ABOUT THIS EXERCISE
Which lines below hold the word "circle"? Copy all of them.

Start of AVAILABLE RECORDS

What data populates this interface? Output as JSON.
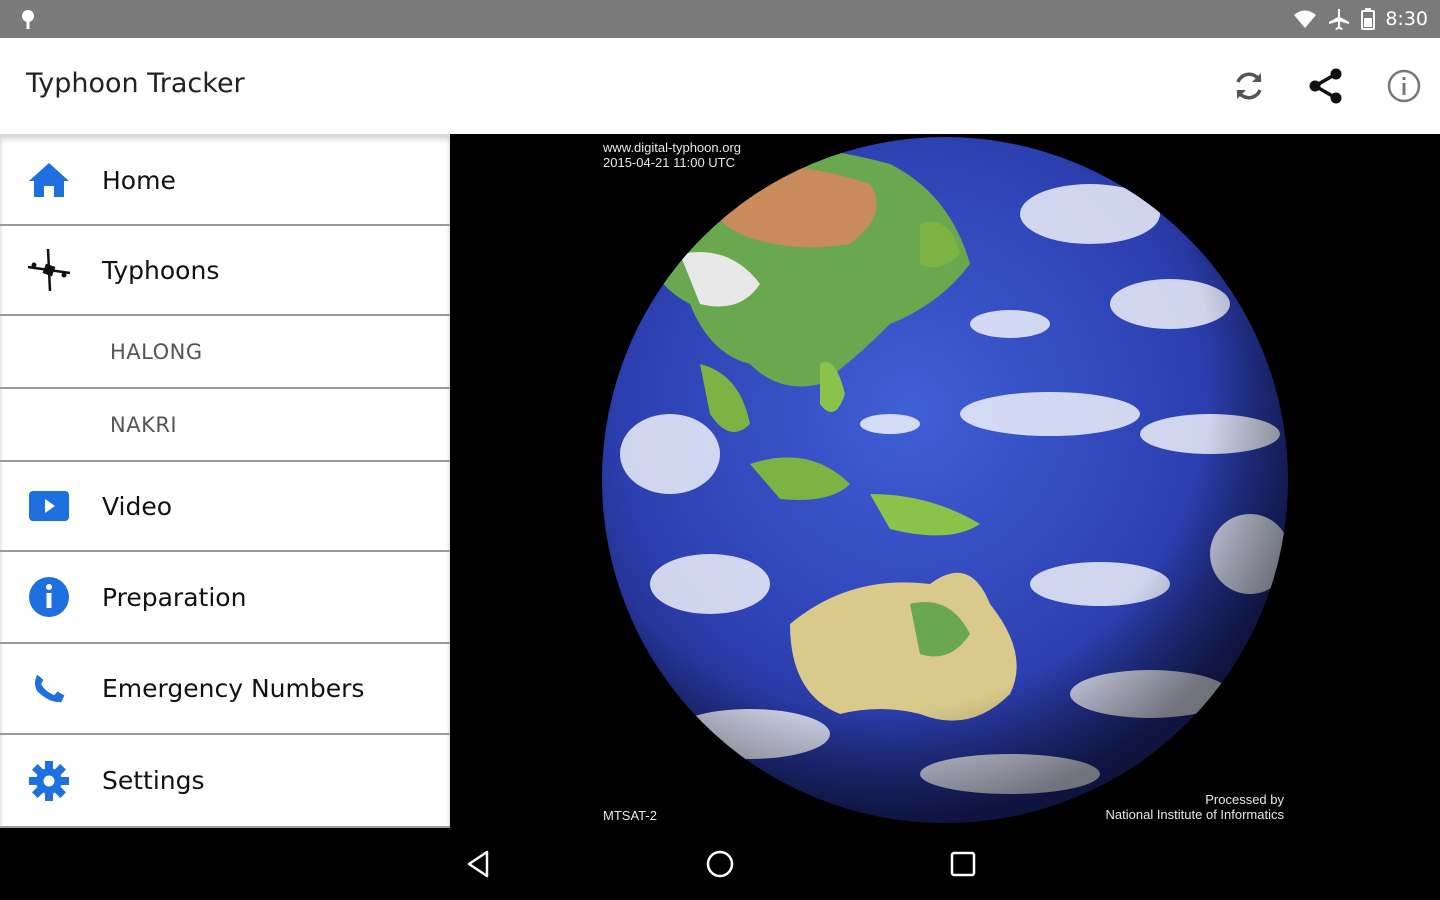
{
  "status_bar": {
    "time": "8:30",
    "icons": [
      "location-pin-icon",
      "wifi-icon",
      "airplane-mode-icon",
      "battery-icon"
    ]
  },
  "app_bar": {
    "title": "Typhoon Tracker",
    "actions": [
      "refresh-icon",
      "share-icon",
      "info-icon"
    ]
  },
  "drawer": {
    "items": [
      {
        "label": "Home",
        "icon": "home-icon",
        "color": "#1e6fe0"
      },
      {
        "label": "Typhoons",
        "icon": "typhoon-satellite-icon",
        "color": "#111111"
      },
      {
        "label": "HALONG"
      },
      {
        "label": "NAKRI"
      },
      {
        "label": "Video",
        "icon": "video-play-icon",
        "color": "#1e6fe0"
      },
      {
        "label": "Preparation",
        "icon": "info-circle-icon",
        "color": "#1e6fe0"
      },
      {
        "label": "Emergency Numbers",
        "icon": "phone-icon",
        "color": "#1e6fe0"
      },
      {
        "label": "Settings",
        "icon": "gear-icon",
        "color": "#1e6fe0"
      }
    ]
  },
  "map": {
    "source_line1": "www.digital-typhoon.org",
    "source_line2": "2015-04-21 11:00 UTC",
    "satellite": "MTSAT-2",
    "credit_line1": "Processed by",
    "credit_line2": "National Institute of Informatics"
  },
  "nav_bar": {
    "buttons": [
      "back-icon",
      "home-circle-icon",
      "recents-icon"
    ]
  }
}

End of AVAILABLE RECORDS

FINISHED EXERCISE
        "icon": "info-circle-icon",
      "home-circle-icon",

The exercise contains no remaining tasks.